Items from an interface collection
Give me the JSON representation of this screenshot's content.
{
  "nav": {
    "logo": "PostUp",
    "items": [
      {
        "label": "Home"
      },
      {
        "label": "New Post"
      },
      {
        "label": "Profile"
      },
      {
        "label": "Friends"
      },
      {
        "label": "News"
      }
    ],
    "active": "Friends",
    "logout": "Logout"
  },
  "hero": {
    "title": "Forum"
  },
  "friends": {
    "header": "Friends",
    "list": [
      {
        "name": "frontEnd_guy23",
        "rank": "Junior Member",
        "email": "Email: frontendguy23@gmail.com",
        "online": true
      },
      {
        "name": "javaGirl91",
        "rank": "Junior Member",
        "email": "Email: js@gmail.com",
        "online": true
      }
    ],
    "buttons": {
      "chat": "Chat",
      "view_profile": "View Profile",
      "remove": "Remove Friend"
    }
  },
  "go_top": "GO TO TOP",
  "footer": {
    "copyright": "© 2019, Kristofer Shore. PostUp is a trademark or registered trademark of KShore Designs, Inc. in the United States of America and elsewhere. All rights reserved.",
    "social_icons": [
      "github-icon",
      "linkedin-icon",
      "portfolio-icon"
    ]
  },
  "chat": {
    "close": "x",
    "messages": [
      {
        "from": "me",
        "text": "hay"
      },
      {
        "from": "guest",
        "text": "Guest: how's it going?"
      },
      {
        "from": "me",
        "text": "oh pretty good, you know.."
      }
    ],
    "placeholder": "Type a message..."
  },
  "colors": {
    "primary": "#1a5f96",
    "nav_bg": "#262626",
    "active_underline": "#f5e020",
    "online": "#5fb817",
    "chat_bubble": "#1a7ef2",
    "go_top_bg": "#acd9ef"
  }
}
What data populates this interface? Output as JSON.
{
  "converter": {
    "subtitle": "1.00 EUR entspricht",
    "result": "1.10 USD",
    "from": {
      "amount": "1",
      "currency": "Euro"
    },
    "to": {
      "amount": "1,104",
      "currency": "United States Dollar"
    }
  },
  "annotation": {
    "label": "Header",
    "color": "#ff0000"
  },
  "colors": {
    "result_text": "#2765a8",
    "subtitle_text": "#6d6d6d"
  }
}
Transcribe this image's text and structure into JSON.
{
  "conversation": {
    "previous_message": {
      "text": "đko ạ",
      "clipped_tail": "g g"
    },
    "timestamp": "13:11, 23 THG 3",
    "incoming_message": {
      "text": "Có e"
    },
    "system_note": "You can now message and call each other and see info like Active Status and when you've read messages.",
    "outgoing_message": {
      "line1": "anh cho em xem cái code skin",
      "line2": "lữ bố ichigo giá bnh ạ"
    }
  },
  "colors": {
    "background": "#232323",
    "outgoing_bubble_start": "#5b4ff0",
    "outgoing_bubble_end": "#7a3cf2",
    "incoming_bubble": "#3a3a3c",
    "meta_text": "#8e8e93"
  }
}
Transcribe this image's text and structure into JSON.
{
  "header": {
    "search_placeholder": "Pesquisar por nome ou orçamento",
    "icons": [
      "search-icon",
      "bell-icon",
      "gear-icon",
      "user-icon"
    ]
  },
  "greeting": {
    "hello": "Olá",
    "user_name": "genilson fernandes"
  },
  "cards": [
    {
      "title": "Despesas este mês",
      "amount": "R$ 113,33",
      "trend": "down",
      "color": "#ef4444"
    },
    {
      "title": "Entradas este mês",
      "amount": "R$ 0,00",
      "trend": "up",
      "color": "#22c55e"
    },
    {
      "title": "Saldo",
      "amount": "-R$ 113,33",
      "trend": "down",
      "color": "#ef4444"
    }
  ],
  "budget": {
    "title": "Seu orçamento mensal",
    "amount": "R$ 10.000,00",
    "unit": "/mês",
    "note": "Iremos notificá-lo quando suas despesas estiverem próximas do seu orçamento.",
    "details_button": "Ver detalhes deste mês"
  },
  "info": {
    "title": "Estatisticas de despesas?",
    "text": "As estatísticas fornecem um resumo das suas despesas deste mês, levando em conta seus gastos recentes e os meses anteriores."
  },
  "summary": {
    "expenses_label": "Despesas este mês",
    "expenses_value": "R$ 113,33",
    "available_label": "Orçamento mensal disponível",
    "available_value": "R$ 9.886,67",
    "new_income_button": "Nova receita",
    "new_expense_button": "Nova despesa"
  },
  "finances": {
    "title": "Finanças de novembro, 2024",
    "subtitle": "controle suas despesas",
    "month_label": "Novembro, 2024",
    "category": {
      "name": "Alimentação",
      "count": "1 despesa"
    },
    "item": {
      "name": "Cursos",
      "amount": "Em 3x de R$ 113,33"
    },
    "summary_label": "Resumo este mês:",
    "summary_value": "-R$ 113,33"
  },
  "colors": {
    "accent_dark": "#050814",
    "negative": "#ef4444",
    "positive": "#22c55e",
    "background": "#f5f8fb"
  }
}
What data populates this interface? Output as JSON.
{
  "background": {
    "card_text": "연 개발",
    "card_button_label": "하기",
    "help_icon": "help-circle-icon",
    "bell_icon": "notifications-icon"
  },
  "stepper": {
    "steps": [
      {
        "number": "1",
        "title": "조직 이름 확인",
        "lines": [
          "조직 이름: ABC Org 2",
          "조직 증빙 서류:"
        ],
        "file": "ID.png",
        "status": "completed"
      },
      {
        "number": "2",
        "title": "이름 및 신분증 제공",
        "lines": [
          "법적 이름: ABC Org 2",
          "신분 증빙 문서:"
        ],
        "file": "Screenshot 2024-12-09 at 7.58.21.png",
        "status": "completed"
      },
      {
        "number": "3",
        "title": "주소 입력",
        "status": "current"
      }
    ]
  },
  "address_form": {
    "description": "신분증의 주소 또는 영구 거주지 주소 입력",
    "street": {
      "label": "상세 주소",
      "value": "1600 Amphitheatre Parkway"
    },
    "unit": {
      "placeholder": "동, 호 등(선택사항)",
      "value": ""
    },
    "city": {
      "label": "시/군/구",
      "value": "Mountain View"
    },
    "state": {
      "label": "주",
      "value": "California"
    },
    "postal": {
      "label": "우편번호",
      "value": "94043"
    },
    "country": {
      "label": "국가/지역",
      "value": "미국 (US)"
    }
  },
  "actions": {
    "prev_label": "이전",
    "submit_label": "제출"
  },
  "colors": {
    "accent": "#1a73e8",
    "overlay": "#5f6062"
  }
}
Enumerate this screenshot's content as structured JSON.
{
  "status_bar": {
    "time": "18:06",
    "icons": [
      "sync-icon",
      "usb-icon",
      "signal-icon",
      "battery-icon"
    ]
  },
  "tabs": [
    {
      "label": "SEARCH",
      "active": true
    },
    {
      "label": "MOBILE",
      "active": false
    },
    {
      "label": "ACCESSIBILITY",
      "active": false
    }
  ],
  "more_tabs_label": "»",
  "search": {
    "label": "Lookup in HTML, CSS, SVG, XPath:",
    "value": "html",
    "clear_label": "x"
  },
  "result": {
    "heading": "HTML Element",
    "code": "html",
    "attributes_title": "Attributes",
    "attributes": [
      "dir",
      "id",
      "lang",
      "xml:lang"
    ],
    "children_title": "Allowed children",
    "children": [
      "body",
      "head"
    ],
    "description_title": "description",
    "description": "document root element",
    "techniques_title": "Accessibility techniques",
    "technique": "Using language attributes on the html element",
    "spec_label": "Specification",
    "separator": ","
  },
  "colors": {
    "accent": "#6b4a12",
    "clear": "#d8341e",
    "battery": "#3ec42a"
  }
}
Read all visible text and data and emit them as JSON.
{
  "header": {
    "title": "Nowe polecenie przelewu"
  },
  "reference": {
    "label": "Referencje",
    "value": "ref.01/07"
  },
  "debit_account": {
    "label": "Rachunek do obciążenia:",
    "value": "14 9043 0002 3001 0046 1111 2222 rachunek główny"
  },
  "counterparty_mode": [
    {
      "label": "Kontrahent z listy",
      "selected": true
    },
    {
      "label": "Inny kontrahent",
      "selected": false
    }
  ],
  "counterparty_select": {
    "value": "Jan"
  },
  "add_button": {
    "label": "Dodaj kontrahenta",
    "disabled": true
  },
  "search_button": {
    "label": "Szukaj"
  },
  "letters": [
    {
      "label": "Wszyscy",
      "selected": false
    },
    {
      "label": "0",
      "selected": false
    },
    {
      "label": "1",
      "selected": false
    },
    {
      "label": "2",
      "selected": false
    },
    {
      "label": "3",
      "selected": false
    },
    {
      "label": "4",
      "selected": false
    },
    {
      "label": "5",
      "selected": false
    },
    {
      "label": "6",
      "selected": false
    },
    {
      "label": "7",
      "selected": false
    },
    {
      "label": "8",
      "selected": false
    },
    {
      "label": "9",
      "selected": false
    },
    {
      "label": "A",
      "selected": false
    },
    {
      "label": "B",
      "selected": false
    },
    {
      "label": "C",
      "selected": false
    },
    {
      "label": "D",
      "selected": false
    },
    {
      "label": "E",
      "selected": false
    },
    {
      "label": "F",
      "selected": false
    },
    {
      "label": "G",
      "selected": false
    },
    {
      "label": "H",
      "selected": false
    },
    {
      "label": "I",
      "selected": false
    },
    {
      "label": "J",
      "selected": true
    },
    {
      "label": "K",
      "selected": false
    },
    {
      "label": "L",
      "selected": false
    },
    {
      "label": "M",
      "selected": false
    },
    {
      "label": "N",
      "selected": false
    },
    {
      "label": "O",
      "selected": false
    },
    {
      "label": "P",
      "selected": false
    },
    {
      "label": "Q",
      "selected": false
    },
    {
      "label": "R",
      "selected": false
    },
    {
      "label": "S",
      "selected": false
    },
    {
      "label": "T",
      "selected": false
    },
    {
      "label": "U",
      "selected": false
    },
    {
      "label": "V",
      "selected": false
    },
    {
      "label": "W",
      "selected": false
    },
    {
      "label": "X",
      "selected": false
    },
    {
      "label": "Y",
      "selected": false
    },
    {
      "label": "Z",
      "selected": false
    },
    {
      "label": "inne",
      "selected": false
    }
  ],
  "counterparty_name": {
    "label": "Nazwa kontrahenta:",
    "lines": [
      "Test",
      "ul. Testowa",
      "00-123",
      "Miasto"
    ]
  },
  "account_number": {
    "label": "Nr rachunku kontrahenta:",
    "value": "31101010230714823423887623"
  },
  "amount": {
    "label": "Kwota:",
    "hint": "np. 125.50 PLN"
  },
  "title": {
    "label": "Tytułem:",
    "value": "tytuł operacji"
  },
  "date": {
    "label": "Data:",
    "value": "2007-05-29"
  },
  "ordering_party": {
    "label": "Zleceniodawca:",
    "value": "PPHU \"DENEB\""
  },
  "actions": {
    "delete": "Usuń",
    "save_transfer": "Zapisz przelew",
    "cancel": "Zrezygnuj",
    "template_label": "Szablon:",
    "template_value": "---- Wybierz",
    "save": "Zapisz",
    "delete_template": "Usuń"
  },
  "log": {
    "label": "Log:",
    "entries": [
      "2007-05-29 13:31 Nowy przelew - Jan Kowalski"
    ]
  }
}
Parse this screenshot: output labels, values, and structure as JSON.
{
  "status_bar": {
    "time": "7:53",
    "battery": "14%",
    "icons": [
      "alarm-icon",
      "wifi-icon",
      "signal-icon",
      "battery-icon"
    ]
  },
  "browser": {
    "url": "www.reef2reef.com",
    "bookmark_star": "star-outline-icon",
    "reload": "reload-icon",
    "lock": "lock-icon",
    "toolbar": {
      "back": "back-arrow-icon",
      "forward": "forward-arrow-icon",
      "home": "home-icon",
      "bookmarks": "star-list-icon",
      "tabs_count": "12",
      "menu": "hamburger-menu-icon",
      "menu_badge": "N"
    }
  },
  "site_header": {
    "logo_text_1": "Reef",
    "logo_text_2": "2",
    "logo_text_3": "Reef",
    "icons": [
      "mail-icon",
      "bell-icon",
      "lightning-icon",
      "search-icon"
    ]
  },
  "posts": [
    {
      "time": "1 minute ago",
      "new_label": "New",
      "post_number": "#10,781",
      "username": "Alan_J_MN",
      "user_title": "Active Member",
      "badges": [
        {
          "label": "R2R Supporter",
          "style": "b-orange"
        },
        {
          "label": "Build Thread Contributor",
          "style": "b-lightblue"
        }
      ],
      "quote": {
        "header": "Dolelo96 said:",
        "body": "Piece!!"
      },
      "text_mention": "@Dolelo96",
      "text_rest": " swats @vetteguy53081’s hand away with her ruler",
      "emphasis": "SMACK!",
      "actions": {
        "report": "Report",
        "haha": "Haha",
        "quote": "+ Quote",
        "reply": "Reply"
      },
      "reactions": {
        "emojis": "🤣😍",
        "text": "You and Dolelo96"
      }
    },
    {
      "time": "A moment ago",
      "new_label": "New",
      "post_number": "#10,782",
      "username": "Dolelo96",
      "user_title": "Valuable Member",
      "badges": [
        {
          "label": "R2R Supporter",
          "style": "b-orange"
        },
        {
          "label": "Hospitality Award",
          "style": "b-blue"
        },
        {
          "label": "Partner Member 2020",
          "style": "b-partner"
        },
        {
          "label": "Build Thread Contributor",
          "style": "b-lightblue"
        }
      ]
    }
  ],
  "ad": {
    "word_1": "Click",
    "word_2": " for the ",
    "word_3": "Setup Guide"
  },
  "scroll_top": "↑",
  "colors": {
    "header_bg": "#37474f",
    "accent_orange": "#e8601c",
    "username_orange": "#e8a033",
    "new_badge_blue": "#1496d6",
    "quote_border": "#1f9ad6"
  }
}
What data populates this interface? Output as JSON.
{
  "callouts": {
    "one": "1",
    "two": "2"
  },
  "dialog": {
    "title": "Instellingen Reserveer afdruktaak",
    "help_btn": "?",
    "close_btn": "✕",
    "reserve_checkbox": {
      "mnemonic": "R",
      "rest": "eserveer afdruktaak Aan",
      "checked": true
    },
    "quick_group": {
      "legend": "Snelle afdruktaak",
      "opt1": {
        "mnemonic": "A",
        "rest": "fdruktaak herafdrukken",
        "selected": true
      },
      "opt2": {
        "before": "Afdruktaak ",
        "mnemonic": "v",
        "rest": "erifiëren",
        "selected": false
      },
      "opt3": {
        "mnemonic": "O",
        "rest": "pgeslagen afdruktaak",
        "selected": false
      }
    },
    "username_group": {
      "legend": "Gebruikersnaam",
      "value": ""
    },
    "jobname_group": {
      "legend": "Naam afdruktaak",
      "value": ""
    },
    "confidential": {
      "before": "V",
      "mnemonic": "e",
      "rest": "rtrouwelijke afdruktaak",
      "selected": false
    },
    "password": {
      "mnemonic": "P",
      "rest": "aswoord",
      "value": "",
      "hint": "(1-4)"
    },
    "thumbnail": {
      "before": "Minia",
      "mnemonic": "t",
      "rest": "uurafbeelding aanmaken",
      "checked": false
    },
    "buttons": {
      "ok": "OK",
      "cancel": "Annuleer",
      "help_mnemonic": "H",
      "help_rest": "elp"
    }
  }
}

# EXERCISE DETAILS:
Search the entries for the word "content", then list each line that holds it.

# ANSWER SECTION:
Give me the JSON representation of this screenshot's content.
Enumerate this screenshot's content as structured JSON.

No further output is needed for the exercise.